China asks US to respect air defense ID zone after report of B-1 flyover
“The United States has its own ADIZs. I think if this matter is true, they should respect China’s relevant ADIZ rights,” Chinese Foreign Ministry spokeswoman Hua Chunying told a daily news briefing on Thursday.
It comes after CNN reported that Chinese officials warned a US military aircraft flying near South Korea on Sunday, telling its pilots they were illegally operating in Chinese airspace and ordering the plane to leave.
The pilots reportedly told China they were carrying out routine operations in international airspace and that the plane did not deviate from its path, the news outlet reported, citing US Pacific Air Forces spokesman Maj. Phil Ventura.
Chunying admitted on Thursday that she was unaware of the reported incident, but stressed that “all countries” should respect the security concerns of other nations.
“But, generally speaking, I hope that in this region all countries' actions consider the security concerns of relevant countries and be beneficial for mutual trust, peace and stability between countries,” Hua said, as quoted by Reuters.
She deferred questions to the defense ministry, which has not yet responded to requests for comment.
The reported incident comes amid heightened tensions between Beijing and Washington, in regards to China’s claims in the East China Sea.

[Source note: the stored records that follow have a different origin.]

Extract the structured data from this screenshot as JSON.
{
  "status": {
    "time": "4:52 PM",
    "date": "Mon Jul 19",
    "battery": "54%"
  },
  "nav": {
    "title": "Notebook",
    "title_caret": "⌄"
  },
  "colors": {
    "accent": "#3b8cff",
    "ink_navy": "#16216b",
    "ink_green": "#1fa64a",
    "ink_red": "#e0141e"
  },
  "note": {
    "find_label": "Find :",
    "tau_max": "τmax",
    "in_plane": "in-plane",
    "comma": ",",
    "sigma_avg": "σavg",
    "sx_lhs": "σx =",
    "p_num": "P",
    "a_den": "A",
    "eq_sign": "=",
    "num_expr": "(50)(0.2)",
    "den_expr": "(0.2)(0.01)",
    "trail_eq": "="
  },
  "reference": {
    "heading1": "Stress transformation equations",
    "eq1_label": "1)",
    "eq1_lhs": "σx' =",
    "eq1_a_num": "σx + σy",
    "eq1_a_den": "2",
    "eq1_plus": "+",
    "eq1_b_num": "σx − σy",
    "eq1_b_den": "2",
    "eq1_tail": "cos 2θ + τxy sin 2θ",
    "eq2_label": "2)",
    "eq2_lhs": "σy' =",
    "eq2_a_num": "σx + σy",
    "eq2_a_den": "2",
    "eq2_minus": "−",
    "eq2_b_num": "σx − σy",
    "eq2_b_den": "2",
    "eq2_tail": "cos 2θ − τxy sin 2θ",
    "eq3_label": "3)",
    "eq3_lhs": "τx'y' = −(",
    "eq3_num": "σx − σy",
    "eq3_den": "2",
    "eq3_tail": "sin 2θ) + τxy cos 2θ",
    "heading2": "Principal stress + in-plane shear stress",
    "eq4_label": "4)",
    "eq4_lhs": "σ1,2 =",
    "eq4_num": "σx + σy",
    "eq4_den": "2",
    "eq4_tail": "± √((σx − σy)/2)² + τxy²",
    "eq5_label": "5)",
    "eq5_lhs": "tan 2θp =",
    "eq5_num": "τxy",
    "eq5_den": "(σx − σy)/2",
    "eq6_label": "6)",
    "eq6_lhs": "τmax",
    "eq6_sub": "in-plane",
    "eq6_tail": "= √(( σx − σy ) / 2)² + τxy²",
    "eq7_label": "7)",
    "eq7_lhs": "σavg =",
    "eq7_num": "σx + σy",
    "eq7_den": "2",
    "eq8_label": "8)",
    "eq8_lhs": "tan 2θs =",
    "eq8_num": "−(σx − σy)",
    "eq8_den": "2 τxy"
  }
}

China declared the ID zone in the East China Sea in 2013, requiring aircraft to identify themselves to authorities. However, the US and Japan have refused to recognize the zone, which covers the disputed Senkaku islands – claimed by both China and Japan – and overlaps airspace claimed by Japan and South Korea.
“Pacific Air Forces… did not recognize the Chinese Air Defense Identification Zone (ADIZ) when it was announced in November of 2013, and does not recognize it today,” Ventura told CNN.
“The ADIZ has not changed our operations,” he added.
The B-1 bomber was in the region to conduct a series of training missions with Japanese and South Korean military aircraft, according to a US Air Force statement announcing the exercises.
“Our increased cooperation enables our combined forces to rapidly react to counter aggression against Japan and other allies and partners,” said US Maj. Ryan Simpson, the Pacific Air Forces bomber operations chief, said in the statement.
Last month, Beijing urged Washington to avoid stirring up “instability” in the disputed waterway, stressing once again that the Senkaku Islands – which China refers to as the Diaoyu islands – have been an “inherent part of Chinese territory since ancient times.”
The warning came after US Defense Secretary James Mattis reaffirmed America’s commitment to Japan’s security, making clear that Washington opposes any “unilateral action” to “overthrow” Japan’s administration of the Senkaku Islands.
Mattis cited Article 5 of the US-Japan Security Treaty, under which the US agreed to defend territories under Japanese administration, including the disputed East China Sea island chain. China has called the treaty a “product of the Cold War.”
The two sides have also clashed over China’s presence in the disputed South China Sea, with Washington stating in January that Beijing’s access to disputed islands should be restricted. That comment was met with backlash from the state-sanctioned Global Times newspaper, which wrote that it would take a “large-scale war” to prevent China from gaining access to the islands.